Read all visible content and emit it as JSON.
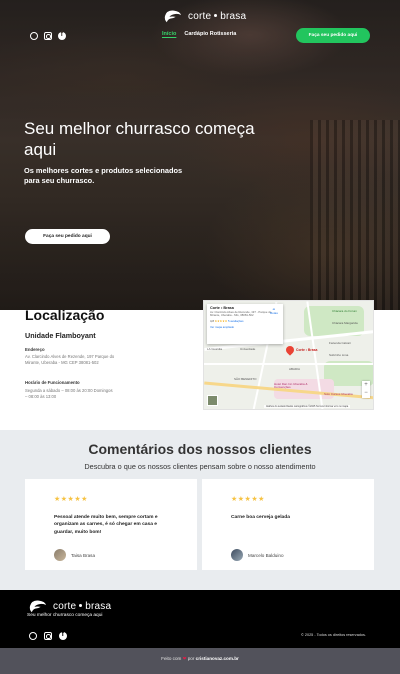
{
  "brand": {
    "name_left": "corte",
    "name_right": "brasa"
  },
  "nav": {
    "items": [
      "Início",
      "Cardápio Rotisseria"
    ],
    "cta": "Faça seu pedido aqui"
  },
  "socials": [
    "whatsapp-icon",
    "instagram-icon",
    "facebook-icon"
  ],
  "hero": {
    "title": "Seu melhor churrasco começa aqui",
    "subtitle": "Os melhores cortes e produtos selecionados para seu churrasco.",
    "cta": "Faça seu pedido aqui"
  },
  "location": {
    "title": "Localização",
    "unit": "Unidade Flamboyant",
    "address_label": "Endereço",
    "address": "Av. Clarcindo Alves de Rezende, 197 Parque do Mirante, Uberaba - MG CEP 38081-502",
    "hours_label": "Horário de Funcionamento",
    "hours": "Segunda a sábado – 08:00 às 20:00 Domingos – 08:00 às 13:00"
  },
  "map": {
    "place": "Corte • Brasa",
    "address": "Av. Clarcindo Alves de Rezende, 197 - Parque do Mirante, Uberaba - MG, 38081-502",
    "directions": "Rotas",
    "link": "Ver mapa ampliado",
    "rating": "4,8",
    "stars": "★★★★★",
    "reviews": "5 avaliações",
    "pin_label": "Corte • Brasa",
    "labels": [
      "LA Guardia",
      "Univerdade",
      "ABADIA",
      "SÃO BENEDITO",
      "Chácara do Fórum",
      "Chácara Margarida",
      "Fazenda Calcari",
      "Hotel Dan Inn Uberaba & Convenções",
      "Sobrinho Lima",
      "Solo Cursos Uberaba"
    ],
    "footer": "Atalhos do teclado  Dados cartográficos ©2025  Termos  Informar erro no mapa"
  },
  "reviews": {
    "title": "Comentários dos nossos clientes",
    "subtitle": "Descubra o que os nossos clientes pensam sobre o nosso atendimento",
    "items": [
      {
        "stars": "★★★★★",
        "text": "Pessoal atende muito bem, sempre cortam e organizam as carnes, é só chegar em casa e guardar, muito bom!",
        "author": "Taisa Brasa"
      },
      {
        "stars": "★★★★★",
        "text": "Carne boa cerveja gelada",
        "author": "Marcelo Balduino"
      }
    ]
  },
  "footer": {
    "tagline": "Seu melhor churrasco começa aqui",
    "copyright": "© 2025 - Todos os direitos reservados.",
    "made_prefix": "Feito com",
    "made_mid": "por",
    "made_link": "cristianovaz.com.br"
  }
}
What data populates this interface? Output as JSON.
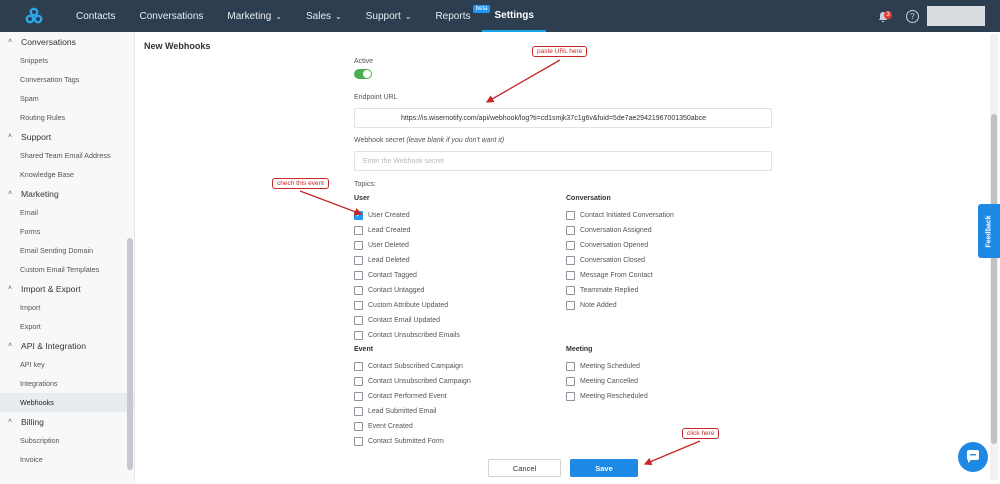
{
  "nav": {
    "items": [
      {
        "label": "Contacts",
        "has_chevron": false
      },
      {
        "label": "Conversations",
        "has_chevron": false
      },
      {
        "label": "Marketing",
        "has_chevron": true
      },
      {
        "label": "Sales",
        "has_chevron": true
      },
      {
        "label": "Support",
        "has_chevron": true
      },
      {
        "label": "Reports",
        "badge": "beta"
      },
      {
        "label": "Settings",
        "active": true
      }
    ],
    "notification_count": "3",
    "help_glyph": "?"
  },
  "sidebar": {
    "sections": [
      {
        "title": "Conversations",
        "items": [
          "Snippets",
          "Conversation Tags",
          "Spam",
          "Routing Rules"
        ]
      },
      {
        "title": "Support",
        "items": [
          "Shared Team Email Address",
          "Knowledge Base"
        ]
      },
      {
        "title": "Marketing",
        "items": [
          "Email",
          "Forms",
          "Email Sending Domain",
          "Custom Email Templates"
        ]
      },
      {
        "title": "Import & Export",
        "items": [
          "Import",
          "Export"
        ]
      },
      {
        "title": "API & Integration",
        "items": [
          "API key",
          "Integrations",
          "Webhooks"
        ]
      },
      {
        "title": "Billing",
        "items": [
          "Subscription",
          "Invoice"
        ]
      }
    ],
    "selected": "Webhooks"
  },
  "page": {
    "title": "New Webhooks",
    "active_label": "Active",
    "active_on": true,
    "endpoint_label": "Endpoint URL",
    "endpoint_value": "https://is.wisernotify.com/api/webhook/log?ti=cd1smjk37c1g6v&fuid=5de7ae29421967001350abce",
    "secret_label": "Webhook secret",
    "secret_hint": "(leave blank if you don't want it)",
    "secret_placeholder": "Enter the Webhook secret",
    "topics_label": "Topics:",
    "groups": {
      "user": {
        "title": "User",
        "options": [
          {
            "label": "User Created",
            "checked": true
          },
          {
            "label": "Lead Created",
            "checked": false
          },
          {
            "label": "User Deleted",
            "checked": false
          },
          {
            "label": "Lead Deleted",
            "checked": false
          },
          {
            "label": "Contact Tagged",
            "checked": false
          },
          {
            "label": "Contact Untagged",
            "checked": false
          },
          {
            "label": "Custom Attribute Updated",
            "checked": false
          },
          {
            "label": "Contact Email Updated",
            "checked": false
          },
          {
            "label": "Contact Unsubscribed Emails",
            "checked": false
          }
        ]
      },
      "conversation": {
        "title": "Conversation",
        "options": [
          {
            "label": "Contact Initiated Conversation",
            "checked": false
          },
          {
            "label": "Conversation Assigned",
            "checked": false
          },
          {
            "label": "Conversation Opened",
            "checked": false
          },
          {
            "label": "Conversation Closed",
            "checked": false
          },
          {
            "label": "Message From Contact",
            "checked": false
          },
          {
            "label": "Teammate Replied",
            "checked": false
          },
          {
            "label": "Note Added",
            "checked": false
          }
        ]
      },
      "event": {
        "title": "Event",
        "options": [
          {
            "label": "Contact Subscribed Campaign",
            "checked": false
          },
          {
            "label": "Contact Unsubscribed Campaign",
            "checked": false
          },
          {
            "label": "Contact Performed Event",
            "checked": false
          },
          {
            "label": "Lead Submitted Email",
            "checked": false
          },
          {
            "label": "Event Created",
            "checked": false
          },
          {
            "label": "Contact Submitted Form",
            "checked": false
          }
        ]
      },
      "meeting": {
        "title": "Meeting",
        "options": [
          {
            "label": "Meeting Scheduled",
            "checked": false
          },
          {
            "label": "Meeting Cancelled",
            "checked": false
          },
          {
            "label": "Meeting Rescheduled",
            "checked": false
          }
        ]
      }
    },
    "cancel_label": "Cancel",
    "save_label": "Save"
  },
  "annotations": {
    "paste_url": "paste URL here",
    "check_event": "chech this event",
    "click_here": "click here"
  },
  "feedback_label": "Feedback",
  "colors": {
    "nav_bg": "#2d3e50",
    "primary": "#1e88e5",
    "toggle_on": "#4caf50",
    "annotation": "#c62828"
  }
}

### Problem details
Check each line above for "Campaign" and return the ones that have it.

### Response area
            "label": "Contact Subscribed Campaign",
            "label": "Contact Unsubscribed Campaign",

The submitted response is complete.